● **WHAT THE TASK REQUIRES**: Your answer should consist of every line from the records that holds the string "time".

● **ENTRIES PROVIDED**:
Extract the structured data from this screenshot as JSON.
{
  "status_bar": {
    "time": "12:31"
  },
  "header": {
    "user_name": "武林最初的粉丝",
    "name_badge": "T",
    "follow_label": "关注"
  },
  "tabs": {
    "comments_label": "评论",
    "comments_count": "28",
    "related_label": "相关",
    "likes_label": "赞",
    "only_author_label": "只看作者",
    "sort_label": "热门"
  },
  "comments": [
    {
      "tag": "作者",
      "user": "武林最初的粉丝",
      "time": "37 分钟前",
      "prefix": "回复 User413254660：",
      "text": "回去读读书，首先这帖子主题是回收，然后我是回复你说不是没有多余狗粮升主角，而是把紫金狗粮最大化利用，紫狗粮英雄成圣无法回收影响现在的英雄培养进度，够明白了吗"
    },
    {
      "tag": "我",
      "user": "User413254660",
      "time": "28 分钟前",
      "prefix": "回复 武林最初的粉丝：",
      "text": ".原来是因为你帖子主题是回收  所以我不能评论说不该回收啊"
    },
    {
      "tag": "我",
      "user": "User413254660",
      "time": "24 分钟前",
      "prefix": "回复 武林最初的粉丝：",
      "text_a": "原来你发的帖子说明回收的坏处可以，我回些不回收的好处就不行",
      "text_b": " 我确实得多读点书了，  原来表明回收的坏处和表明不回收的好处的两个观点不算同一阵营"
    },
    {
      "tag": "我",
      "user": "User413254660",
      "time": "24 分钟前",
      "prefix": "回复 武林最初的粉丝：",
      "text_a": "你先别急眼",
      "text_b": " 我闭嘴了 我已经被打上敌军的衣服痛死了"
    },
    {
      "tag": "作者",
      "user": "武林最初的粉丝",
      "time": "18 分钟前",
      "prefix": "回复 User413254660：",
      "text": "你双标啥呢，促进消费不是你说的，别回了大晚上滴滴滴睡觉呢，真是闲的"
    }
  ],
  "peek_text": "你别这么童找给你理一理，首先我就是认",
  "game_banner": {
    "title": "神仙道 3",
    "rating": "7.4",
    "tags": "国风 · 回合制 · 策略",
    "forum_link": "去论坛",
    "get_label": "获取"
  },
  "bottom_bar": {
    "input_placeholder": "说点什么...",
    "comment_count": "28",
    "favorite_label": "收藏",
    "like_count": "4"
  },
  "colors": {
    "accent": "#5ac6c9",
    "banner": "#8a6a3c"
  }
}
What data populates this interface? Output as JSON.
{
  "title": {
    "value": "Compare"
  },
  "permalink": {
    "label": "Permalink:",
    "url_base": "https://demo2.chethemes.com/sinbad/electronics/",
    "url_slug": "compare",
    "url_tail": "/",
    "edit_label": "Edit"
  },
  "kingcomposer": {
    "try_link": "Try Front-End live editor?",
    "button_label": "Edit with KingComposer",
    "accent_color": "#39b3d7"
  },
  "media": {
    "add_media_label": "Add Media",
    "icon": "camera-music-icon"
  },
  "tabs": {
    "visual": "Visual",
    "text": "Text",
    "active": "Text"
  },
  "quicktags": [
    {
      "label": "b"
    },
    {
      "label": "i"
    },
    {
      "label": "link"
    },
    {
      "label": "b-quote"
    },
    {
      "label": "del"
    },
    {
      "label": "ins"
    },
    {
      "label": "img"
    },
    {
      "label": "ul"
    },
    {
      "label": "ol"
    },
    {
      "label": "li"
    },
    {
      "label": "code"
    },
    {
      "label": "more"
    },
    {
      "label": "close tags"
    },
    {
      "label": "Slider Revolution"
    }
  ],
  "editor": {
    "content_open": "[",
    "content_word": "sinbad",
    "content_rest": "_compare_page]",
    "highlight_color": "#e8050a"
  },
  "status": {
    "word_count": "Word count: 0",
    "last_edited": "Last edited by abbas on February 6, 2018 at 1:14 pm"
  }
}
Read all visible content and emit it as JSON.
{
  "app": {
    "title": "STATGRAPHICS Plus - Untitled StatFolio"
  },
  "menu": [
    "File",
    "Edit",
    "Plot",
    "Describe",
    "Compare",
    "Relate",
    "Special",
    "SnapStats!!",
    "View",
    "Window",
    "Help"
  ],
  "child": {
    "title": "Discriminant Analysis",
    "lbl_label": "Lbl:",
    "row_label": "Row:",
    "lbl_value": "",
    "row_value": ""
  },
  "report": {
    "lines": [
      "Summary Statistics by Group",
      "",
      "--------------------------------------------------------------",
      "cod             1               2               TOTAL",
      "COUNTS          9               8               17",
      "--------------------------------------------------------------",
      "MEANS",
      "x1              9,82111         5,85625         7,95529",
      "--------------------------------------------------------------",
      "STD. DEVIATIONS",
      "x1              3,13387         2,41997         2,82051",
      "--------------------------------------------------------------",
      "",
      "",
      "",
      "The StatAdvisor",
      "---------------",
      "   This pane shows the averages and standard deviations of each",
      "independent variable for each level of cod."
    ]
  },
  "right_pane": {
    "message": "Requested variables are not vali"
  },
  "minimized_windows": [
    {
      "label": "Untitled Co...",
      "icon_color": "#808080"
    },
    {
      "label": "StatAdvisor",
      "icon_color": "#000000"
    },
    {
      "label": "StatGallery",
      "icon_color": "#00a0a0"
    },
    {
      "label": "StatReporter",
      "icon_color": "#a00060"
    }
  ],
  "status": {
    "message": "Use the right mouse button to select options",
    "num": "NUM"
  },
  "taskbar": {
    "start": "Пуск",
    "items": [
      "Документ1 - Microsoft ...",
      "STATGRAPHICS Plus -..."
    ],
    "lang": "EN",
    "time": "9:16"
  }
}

● **THE COMPLETED TASK**:
    "time": "12:31"
      "time": "37 分钟前",
      "time": "28 分钟前",
      "time": "24 分钟前",
      "time": "24 分钟前",
      "time": "18 分钟前",
    "time": "9:16"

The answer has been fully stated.